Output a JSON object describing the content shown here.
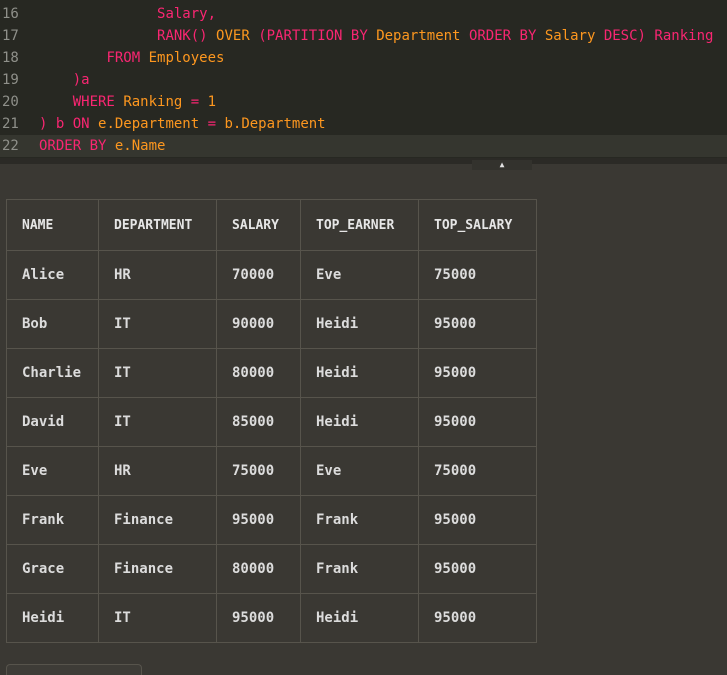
{
  "editor": {
    "lines": [
      {
        "num": "16",
        "tokens": [
          {
            "t": "              "
          },
          {
            "t": "Salary,",
            "c": "id"
          }
        ]
      },
      {
        "num": "17",
        "tokens": [
          {
            "t": "              "
          },
          {
            "t": "RANK()",
            "c": "kw"
          },
          {
            "t": " "
          },
          {
            "t": "OVER",
            "c": "fn"
          },
          {
            "t": " "
          },
          {
            "t": "(PARTITION BY",
            "c": "kw"
          },
          {
            "t": " "
          },
          {
            "t": "Department",
            "c": "fn"
          },
          {
            "t": " "
          },
          {
            "t": "ORDER BY",
            "c": "kw"
          },
          {
            "t": " "
          },
          {
            "t": "Salary",
            "c": "fn"
          },
          {
            "t": " "
          },
          {
            "t": "DESC)",
            "c": "kw"
          },
          {
            "t": " "
          },
          {
            "t": "Ranking",
            "c": "id"
          }
        ]
      },
      {
        "num": "18",
        "tokens": [
          {
            "t": "        "
          },
          {
            "t": "FROM",
            "c": "kw"
          },
          {
            "t": " "
          },
          {
            "t": "Employees",
            "c": "fn"
          }
        ]
      },
      {
        "num": "19",
        "tokens": [
          {
            "t": "    "
          },
          {
            "t": ")a",
            "c": "id"
          }
        ]
      },
      {
        "num": "20",
        "tokens": [
          {
            "t": "    "
          },
          {
            "t": "WHERE",
            "c": "kw"
          },
          {
            "t": " "
          },
          {
            "t": "Ranking",
            "c": "fn"
          },
          {
            "t": " = ",
            "c": "kw"
          },
          {
            "t": "1",
            "c": "fn"
          }
        ]
      },
      {
        "num": "21",
        "tokens": [
          {
            "t": ") b ",
            "c": "id"
          },
          {
            "t": "ON",
            "c": "kw"
          },
          {
            "t": " "
          },
          {
            "t": "e.Department",
            "c": "fn"
          },
          {
            "t": " = ",
            "c": "kw"
          },
          {
            "t": "b.Department",
            "c": "fn"
          }
        ]
      },
      {
        "num": "22",
        "active": true,
        "tokens": [
          {
            "t": "ORDER BY",
            "c": "kw"
          },
          {
            "t": " "
          },
          {
            "t": "e.Name",
            "c": "fn"
          }
        ]
      }
    ]
  },
  "splitter": {
    "handle_glyph": "▲"
  },
  "results": {
    "columns": [
      "NAME",
      "DEPARTMENT",
      "SALARY",
      "TOP_EARNER",
      "TOP_SALARY"
    ],
    "rows": [
      [
        "Alice",
        "HR",
        "70000",
        "Eve",
        "75000"
      ],
      [
        "Bob",
        "IT",
        "90000",
        "Heidi",
        "95000"
      ],
      [
        "Charlie",
        "IT",
        "80000",
        "Heidi",
        "95000"
      ],
      [
        "David",
        "IT",
        "85000",
        "Heidi",
        "95000"
      ],
      [
        "Eve",
        "HR",
        "75000",
        "Eve",
        "75000"
      ],
      [
        "Frank",
        "Finance",
        "95000",
        "Frank",
        "95000"
      ],
      [
        "Grace",
        "Finance",
        "80000",
        "Frank",
        "95000"
      ],
      [
        "Heidi",
        "IT",
        "95000",
        "Heidi",
        "95000"
      ]
    ]
  }
}
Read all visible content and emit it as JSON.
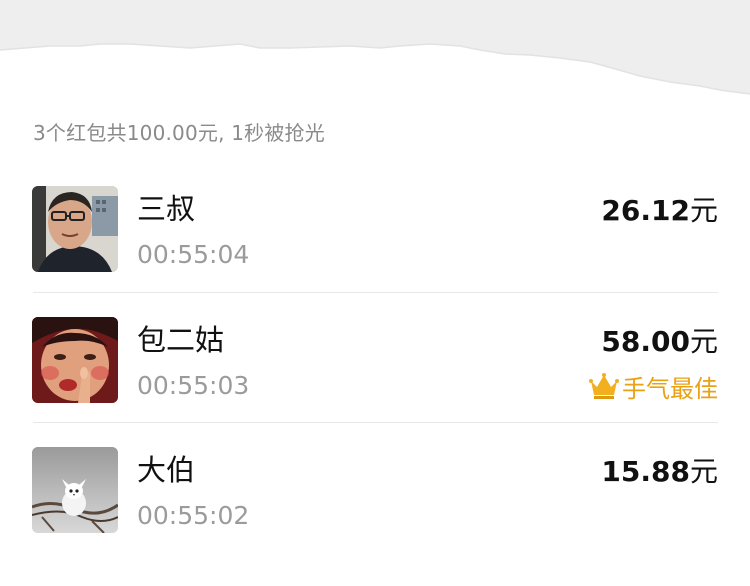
{
  "summary": "3个红包共100.00元, 1秒被抢光",
  "currency_unit": "元",
  "best_badge": {
    "label": "手气最佳",
    "color": "#e9a216",
    "icon": "crown-icon"
  },
  "records": [
    {
      "name": "三叔",
      "time": "00:55:04",
      "amount": "26.12",
      "unit": "元"
    },
    {
      "name": "包二姑",
      "time": "00:55:03",
      "amount": "58.00",
      "unit": "元",
      "best": true
    },
    {
      "name": "大伯",
      "time": "00:55:02",
      "amount": "15.88",
      "unit": "元"
    }
  ]
}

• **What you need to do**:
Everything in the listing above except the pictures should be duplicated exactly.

• **Exercise solution**:
Output a JSON object describing the content shown here.
{
  "editor": {
    "lines": [
      {
        "num": "16",
        "tokens": [
          {
            "t": "              "
          },
          {
            "t": "Salary,",
            "c": "id"
          }
        ]
      },
      {
        "num": "17",
        "tokens": [
          {
            "t": "              "
          },
          {
            "t": "RANK()",
            "c": "kw"
          },
          {
            "t": " "
          },
          {
            "t": "OVER",
            "c": "fn"
          },
          {
            "t": " "
          },
          {
            "t": "(PARTITION BY",
            "c": "kw"
          },
          {
            "t": " "
          },
          {
            "t": "Department",
            "c": "fn"
          },
          {
            "t": " "
          },
          {
            "t": "ORDER BY",
            "c": "kw"
          },
          {
            "t": " "
          },
          {
            "t": "Salary",
            "c": "fn"
          },
          {
            "t": " "
          },
          {
            "t": "DESC)",
            "c": "kw"
          },
          {
            "t": " "
          },
          {
            "t": "Ranking",
            "c": "id"
          }
        ]
      },
      {
        "num": "18",
        "tokens": [
          {
            "t": "        "
          },
          {
            "t": "FROM",
            "c": "kw"
          },
          {
            "t": " "
          },
          {
            "t": "Employees",
            "c": "fn"
          }
        ]
      },
      {
        "num": "19",
        "tokens": [
          {
            "t": "    "
          },
          {
            "t": ")a",
            "c": "id"
          }
        ]
      },
      {
        "num": "20",
        "tokens": [
          {
            "t": "    "
          },
          {
            "t": "WHERE",
            "c": "kw"
          },
          {
            "t": " "
          },
          {
            "t": "Ranking",
            "c": "fn"
          },
          {
            "t": " = ",
            "c": "kw"
          },
          {
            "t": "1",
            "c": "fn"
          }
        ]
      },
      {
        "num": "21",
        "tokens": [
          {
            "t": ") b ",
            "c": "id"
          },
          {
            "t": "ON",
            "c": "kw"
          },
          {
            "t": " "
          },
          {
            "t": "e.Department",
            "c": "fn"
          },
          {
            "t": " = ",
            "c": "kw"
          },
          {
            "t": "b.Department",
            "c": "fn"
          }
        ]
      },
      {
        "num": "22",
        "active": true,
        "tokens": [
          {
            "t": "ORDER BY",
            "c": "kw"
          },
          {
            "t": " "
          },
          {
            "t": "e.Name",
            "c": "fn"
          }
        ]
      }
    ]
  },
  "splitter": {
    "handle_glyph": "▲"
  },
  "results": {
    "columns": [
      "NAME",
      "DEPARTMENT",
      "SALARY",
      "TOP_EARNER",
      "TOP_SALARY"
    ],
    "rows": [
      [
        "Alice",
        "HR",
        "70000",
        "Eve",
        "75000"
      ],
      [
        "Bob",
        "IT",
        "90000",
        "Heidi",
        "95000"
      ],
      [
        "Charlie",
        "IT",
        "80000",
        "Heidi",
        "95000"
      ],
      [
        "David",
        "IT",
        "85000",
        "Heidi",
        "95000"
      ],
      [
        "Eve",
        "HR",
        "75000",
        "Eve",
        "75000"
      ],
      [
        "Frank",
        "Finance",
        "95000",
        "Frank",
        "95000"
      ],
      [
        "Grace",
        "Finance",
        "80000",
        "Frank",
        "95000"
      ],
      [
        "Heidi",
        "IT",
        "95000",
        "Heidi",
        "95000"
      ]
    ]
  }
}
Read all visible content and emit it as JSON.
{
  "summary": "3个红包共100.00元, 1秒被抢光",
  "currency_unit": "元",
  "best_badge": {
    "label": "手气最佳",
    "color": "#e9a216",
    "icon": "crown-icon"
  },
  "records": [
    {
      "name": "三叔",
      "time": "00:55:04",
      "amount": "26.12",
      "unit": "元"
    },
    {
      "name": "包二姑",
      "time": "00:55:03",
      "amount": "58.00",
      "unit": "元",
      "best": true
    },
    {
      "name": "大伯",
      "time": "00:55:02",
      "amount": "15.88",
      "unit": "元"
    }
  ]
}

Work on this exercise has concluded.